Hikonejo consists of an inner block with a hill facing Lake Biwa in its center and surrounded by a moat and an outer block vvhich surrounds this inner block. The defensive sections and the lord's residence are built within the inner block, making good use of the natural land formation of the hill. Houses of upper-class samurai-are found in the outer block. A moat also surrounds this outer block. Beyond this moat is the joka-machi consisting of a residential district for ordinary people and a commercial district. A third moat surrounds this area.
Castle structures like the castle tower, yagura and gates, as well as Raku-raku-en and Genkyu-en (both gardens in the residential section) remain in the inner and outer blocks, and the two moats as well as the stone block walls (ishigaki) and the castle walls are well conserved. Although the outermost block, the joka-machi, has been changed into a modern urban district, the layout of the streets retain the framework of the old joka-machi.

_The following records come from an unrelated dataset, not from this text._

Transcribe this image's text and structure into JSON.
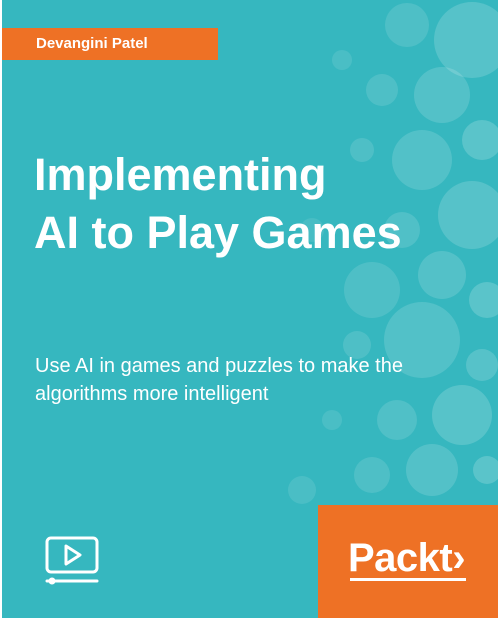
{
  "cover": {
    "author": "Devangini Patel",
    "title_lines": [
      "Implementing",
      "AI to Play Games"
    ],
    "subtitle_lines": [
      "Use AI in games and puzzles to make the",
      "algorithms more intelligent"
    ],
    "publisher": "Packt›",
    "icons": {
      "format": "video-play-icon",
      "decoration": "bokeh-circles"
    },
    "colors": {
      "background": "#36b7bf",
      "accent": "#ee7125",
      "text": "#ffffff"
    }
  }
}
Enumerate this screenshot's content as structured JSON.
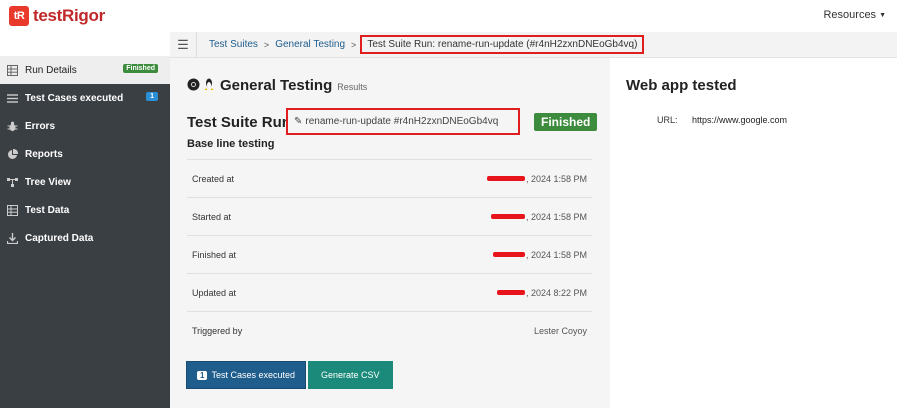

Conservation measures have been taken today for the inner and outer blocks and parts of the area outside these blocks. Parts of the residential sites have been restored according to old maps, pictures and the results obtained through excavation studies, and these sites are now being used as museums.